For more than half a century, the bipartisan consensus in Washington has functioned primarily as a way of empowering Muslim theocrats in Iran by repeatedly confirming the mullahs’ characterization of the US as “the Great Satan” — overthrowing their elected government in 1953, giving their overthrown tyrant refuge in 1979, shooting down Iran Air Flight 655 in 1988, pursuing decades of economic sanctions, etc., etc., etc.
The more things change, the more they stay the same. The Washington Post reports:
A bipartisan juggernaut of senior senators is spending the remaining week of the Thanksgiving recess forging agreement on a new sanctions bill that the senators hope to pass before breaking again for Christmas.
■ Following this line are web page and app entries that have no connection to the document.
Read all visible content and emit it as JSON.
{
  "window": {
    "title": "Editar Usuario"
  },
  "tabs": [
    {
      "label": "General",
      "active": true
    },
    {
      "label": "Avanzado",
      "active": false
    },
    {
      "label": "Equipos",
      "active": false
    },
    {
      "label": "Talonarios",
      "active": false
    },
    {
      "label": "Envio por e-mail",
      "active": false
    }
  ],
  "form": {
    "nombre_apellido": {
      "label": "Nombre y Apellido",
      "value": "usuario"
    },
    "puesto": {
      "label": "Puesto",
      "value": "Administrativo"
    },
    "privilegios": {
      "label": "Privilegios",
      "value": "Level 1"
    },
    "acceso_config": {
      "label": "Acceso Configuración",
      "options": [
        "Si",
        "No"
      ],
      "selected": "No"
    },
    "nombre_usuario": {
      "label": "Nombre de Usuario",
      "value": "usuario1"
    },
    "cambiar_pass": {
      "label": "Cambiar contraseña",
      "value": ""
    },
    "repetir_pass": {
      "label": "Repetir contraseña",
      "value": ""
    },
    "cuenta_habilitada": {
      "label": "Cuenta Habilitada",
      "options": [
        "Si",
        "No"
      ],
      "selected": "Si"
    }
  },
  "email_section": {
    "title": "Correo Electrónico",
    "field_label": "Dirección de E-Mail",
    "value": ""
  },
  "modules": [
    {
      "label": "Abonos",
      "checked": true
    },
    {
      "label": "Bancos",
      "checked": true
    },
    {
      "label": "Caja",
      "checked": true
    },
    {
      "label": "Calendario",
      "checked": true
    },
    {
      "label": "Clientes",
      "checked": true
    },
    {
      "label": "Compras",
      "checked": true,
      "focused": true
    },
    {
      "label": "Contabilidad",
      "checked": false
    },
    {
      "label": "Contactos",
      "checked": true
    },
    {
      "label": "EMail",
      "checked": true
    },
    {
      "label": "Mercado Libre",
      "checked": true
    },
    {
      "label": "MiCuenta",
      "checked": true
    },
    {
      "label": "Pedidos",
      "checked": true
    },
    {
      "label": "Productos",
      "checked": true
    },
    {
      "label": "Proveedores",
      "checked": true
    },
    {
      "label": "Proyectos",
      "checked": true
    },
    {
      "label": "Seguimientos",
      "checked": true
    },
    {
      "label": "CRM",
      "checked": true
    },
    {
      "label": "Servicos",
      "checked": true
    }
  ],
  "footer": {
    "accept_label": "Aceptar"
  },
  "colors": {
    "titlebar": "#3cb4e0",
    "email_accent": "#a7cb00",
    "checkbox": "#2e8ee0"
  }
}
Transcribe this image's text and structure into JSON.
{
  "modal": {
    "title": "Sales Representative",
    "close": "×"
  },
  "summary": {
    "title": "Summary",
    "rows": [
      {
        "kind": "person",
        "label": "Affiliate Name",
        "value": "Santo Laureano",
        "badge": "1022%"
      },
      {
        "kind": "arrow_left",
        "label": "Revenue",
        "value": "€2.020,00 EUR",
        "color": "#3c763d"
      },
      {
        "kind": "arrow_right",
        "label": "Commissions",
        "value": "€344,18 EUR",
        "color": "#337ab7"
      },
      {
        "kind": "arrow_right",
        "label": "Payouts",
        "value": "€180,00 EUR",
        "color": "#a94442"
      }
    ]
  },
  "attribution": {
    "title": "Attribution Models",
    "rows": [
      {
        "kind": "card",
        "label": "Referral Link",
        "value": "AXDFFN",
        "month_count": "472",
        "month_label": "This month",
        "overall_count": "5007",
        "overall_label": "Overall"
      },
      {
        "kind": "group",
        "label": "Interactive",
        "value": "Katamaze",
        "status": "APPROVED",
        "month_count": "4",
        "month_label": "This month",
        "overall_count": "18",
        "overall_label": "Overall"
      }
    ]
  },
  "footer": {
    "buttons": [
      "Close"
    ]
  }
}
I’m not a big supporter of the “nuclear agreement” the Obama administration has been negotiating with Iran, primarily because the background of that agreement has been pure political theater — it aims to bring an end to an apparently non-existent arms program and results in only partial and highly contingent US and EU recognition of Iran’s clear and unambiguous legal entitlement, per the Nuclear Non-Proliferation Treaty, to develop nuclear power. The good parts of it shouldn’t have required any additional “agreement,” and the Iranians should have vetoed the bad parts of it from the git-go.
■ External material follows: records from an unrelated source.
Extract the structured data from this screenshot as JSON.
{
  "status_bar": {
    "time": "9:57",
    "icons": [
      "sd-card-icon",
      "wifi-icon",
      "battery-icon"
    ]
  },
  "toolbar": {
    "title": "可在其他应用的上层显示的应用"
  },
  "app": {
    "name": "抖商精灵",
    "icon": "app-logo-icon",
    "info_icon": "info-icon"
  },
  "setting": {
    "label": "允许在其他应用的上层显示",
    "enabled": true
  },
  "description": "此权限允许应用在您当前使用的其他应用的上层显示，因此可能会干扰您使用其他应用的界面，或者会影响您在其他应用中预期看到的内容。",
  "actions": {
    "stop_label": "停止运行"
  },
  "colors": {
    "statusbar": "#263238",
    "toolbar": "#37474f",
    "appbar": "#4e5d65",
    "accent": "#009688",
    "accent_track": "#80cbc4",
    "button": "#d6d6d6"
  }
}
But even this “agreement” is too much for the Israelis (whose own intelligence services confirm that Iran is not seeking nuclear weapons, and who themselves have developed such weapons completely outside the scope of the international controls and inspections they want to impose on Iran) and their fifth column in the US Congress.
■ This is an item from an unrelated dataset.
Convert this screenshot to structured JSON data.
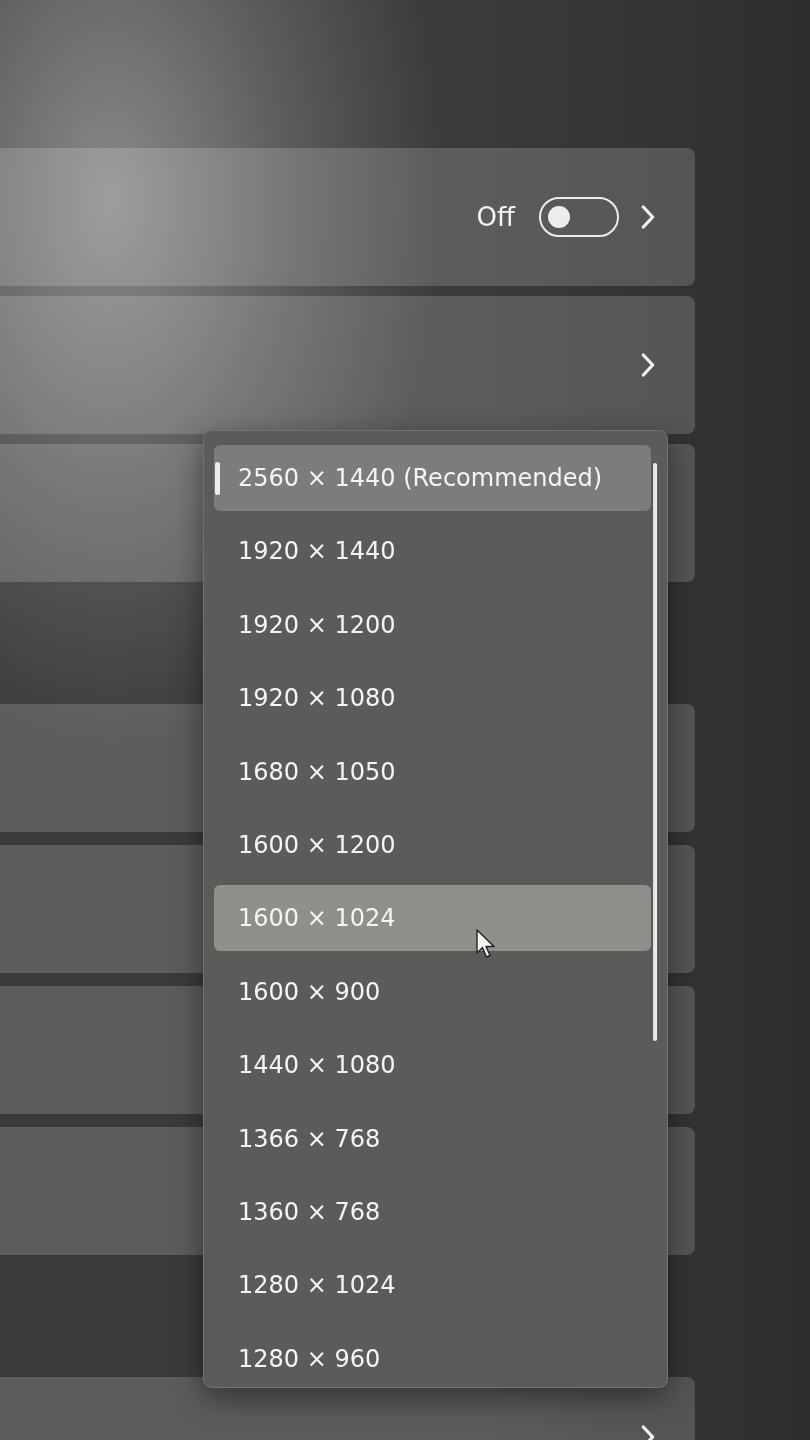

I’m beginning to think that the best possible bet for peace in the Middle East might be for the Iranians to either go ahead and build some nukes or perhaps try to negotiate with Vladimir Putin for a spot under Russia’s nuclear deterrent umbrella. The Mr. Nice Guy routine obviously just isn’t going to work with the likes of Benjamin Netanyahu, Bob Menendez or Ted Cruz.